Beethoven: Sparks of Joy – Lessons from history: act for your nation.
Eleonore Prochaska was the daughter of a Prussian soldier, raised in a military orphanage after the death of her mother. She was one of many German women who fought in the Napoleonic Wars, though most were ejected from the army when it was found out that they were women. In 1813, Prochaska disguised herself and joined the the Lützow Free Corps under the name August Renz, serving first as a drummer, then in the infantry. She was severely wounded in battle and died three weeks later.
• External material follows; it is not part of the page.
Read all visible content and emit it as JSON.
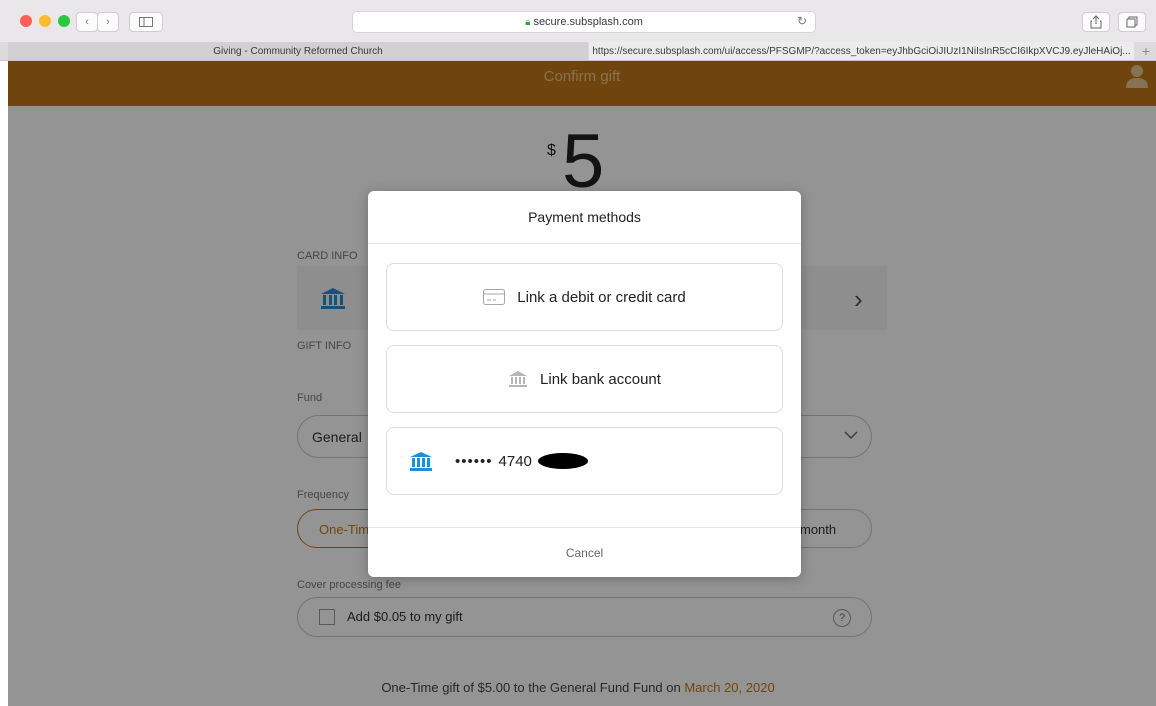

In death, she was memorialized as a chaste heroine and “Potsdam’s Joan of Arc”. A momument to her memory, “Der Heldenjungfrau zum Gedächtnis”, or “In memory of the maiden-heroine” survives to this day in Potsdam’s Old Cemetery.
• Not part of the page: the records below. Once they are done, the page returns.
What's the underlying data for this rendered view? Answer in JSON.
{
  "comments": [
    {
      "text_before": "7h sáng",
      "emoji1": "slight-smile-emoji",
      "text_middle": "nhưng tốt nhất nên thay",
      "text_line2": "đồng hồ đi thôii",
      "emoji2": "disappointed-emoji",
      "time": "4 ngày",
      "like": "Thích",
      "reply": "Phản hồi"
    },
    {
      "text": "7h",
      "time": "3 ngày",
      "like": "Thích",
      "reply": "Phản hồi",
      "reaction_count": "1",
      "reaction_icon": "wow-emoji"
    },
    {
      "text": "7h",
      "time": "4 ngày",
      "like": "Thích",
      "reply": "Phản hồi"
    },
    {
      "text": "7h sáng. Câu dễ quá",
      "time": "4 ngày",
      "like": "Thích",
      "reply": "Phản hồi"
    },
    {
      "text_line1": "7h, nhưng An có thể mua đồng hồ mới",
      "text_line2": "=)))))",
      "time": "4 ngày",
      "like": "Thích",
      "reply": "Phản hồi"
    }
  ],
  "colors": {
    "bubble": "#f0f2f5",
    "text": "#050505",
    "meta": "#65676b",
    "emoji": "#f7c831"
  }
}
In 1814, Johann Friedrich Duncker accompanied the King of Prussia to the Congress of Vienna, and asked Beethoven to compose incidental music for his play, “Leonora Prohaska”. The play was never performed, as the subject had already been treated in Piwald’s “Das Madchen von Potsdam” which was performed that year.
Beethoven’s music has four parts:
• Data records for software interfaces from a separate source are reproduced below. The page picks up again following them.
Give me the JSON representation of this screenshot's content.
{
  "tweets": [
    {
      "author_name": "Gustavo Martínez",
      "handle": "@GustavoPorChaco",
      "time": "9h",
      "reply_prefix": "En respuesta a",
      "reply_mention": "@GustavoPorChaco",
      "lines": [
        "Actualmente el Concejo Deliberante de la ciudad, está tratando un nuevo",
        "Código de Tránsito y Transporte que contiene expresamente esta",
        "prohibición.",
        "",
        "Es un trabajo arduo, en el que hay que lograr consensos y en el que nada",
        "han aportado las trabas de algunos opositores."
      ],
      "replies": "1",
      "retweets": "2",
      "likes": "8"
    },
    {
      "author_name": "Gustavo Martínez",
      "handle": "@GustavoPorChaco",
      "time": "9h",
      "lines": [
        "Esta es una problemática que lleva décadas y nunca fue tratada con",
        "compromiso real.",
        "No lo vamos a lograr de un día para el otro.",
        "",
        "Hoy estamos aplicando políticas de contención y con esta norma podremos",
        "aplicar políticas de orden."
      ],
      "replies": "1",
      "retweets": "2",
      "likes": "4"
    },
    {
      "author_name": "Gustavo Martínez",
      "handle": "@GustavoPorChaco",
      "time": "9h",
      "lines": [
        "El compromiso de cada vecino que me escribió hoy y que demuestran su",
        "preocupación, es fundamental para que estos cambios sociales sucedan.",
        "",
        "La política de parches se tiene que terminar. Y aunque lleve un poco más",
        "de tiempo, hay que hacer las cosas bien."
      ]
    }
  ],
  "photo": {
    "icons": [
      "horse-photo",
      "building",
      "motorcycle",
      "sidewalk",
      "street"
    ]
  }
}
1) Chorus, “Wir bauen und sterben’ (We build and die);
2) Romanze (Es blüht eine Blume im Garten mein) (A Flower blooms in my garden);
4) Trauermarsch (Funeral March);
The fourth number is an arrangement for full orchestra of the funeral march from the Piano Sonata No. 12 in A flat major, Op. 26, transposed from A flat minor to B minor.
This rarely-heard work is performed here by the Berlin Philharmonic, conducted by Claudio Abbado. [Notes by Margaret Scialdone.]